The United States and its allies in Europe have spent the last 10 months turning the screws on the Russian economy in retaliation for Vladimir Putin’s war on Ukraine. The Western coalition blocked Russia from accessing around half of its more than $600 billion in foreign reserves, disconnected multiple Russian banks from the global financial system, diversified away from Russian natural gas and banned the import of Russian coal.
Now, Russian crude oil is being targeted. For the foreseeable future, the European Union, still the biggest buyer of Russian oil, will cease looking to Moscow as a source for the fuel. On Friday, Dec. 2, the G-7 (consisting of the US, the UK, Canada, Japan, the EU, France, Germany and Italy) finalized a novel plan that aims to limit the revenue Russia receives from oil sales around the world to $60 a barrel, essentially stripping Moscow of the power to dictate prices.
Maritime financial services and insurers in the EU and UK will no longer provide coverage for vessels carrying Russian oil unless the oil is sold at or below the cap. US Treasury Secretary Janet Yellen is confident the mechanism will work, writing that “the price cap will immediately cut into Putin’s most important source of revenue.”
The idea of the cap is to accomplish two seemingly contradictory goals at once: reduce Russia’s profits and keep enough crude on the market to ensure prices don’t spike. It’s the geopolitical equivalent of having your cake and eating it too, and if Washington and Europe can pull it off, the mechanism will almost certainly be repeated the next time a major oil producer enacts policies the West doesn’t like.
The problem is that while the price cap sounds good in theory, it’s an untested idea. Nobody knows if it will work. And like most policy decisions, the price cap isn’t a panacea.
EU member states have been debating an oil price cap since the spring, so the Kremlin has had the better part of six months to prepare. The Financial Times reported on Dec. 2 that Moscow has quietly assembled more than 100 aging tankers, some of which can carry upward of 2 million barrels per trip, to ensure its oil can ship to buyers in Asia without having to rely on vessels now bound by the G-7′s new rules.

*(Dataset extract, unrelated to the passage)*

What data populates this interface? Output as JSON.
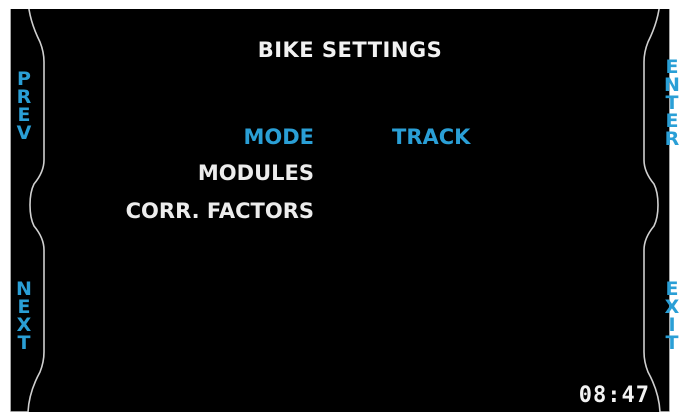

Indeed, Russia has been transitioning away from Europe and toward Asia since the war began in February. The reason the Kremlin is still swimming in oil money is due in no small measure to China and India, the latter of which has increased Russian oil imports between January and October.
Those purchases will continue regardless of the price cap -- India in particular has demonstrated that it will scrounge around for the best deal possible. There is no better deal on the table right now than the roughly $25-$30 per barrel discount Russia is offering to buyers.
Even with Russia’s preparations, however, Moscow won’t be able to reroute all of its crude to Asia. China, normally an energy-hungry economic giant in high demand for oil, is still in the middle of strict COVID-19 lockdown procedures (although some localities are beginning to loosen those restrictions due to protests). Less movement means less demand, which translates into Chinese refiners buying less than they otherwise would.
We shouldn’t rule out a global price hike either. Since the summer, Americans have been the fortunate benefactors of lower prices at the pump. The price for a gallon of regular in Illinois is now $3.60, 35 percent less than the high mark in June. But depending on how much Russian oil is taken off the market and whether other producers make up the difference, the costs could rise yet again.
The Russians have threatened to cut production in retaliation for the G-7′s price cap, a threat that should be taken seriously given Moscow’s previous interruption of natural gas supplies to Europe. While it would cost a considerable amount of money for Russia to stop production over the long term, Putin has shown over the last 10 months that he’s willing to use all of the leverage Russia possesses to cause economic pain in the West.
OPEC isn’t likely to be much help either. The Saudis, Emiratis, Kuwaitis and Iraqis all rely on crude to finance everything from weapons purchases to costly domestic subsidies.
Saudi Crown Prince Mohammed bin Salman, who ironically needs oil revenues to power the kingdom’s transition to a more balanced economy, won’t be doing US President Joe Biden any favors by substantially increasing oil production. In fact, OPEC+, a coalition led by the Saudis and Russians, decided to continue implementing their oil production cuts into late next year.
The war in Ukraine has changed the way many around the world think about international politics. Energy markets aren’t immune to change either.
Daniel DePetris is a fellow at Defense Priorities. He wrote this for the Chicago Tribune. -- Ed.
(Tribune Content Agency)